**EXERCISE DETAILS**
All of the data below should be written out again exactly.

[Web page and app entries]

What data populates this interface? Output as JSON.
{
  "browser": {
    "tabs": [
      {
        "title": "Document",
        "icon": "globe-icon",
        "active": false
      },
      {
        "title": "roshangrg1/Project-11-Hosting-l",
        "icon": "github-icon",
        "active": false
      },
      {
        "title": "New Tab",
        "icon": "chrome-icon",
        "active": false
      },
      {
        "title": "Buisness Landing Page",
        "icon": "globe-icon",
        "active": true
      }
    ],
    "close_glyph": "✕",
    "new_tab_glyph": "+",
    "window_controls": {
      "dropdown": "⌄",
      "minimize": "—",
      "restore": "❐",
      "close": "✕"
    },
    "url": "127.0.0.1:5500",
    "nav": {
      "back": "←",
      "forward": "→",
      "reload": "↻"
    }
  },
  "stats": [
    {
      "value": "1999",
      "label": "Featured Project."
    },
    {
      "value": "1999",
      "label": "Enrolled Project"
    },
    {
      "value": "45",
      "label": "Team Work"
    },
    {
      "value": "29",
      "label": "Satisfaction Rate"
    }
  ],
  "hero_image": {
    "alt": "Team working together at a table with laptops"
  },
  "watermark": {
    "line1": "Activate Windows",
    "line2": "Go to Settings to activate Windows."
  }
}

**RESULT OF THE EXERCISE**
What data populates this interface? Output as JSON.
{
  "browser": {
    "tabs": [
      {
        "title": "Document",
        "icon": "globe-icon",
        "active": false
      },
      {
        "title": "roshangrg1/Project-11-Hosting-l",
        "icon": "github-icon",
        "active": false
      },
      {
        "title": "New Tab",
        "icon": "chrome-icon",
        "active": false
      },
      {
        "title": "Buisness Landing Page",
        "icon": "globe-icon",
        "active": true
      }
    ],
    "close_glyph": "✕",
    "new_tab_glyph": "+",
    "window_controls": {
      "dropdown": "⌄",
      "minimize": "—",
      "restore": "❐",
      "close": "✕"
    },
    "url": "127.0.0.1:5500",
    "nav": {
      "back": "←",
      "forward": "→",
      "reload": "↻"
    }
  },
  "stats": [
    {
      "value": "1999",
      "label": "Featured Project."
    },
    {
      "value": "1999",
      "label": "Enrolled Project"
    },
    {
      "value": "45",
      "label": "Team Work"
    },
    {
      "value": "29",
      "label": "Satisfaction Rate"
    }
  ],
  "hero_image": {
    "alt": "Team working together at a table with laptops"
  },
  "watermark": {
    "line1": "Activate Windows",
    "line2": "Go to Settings to activate Windows."
  }
}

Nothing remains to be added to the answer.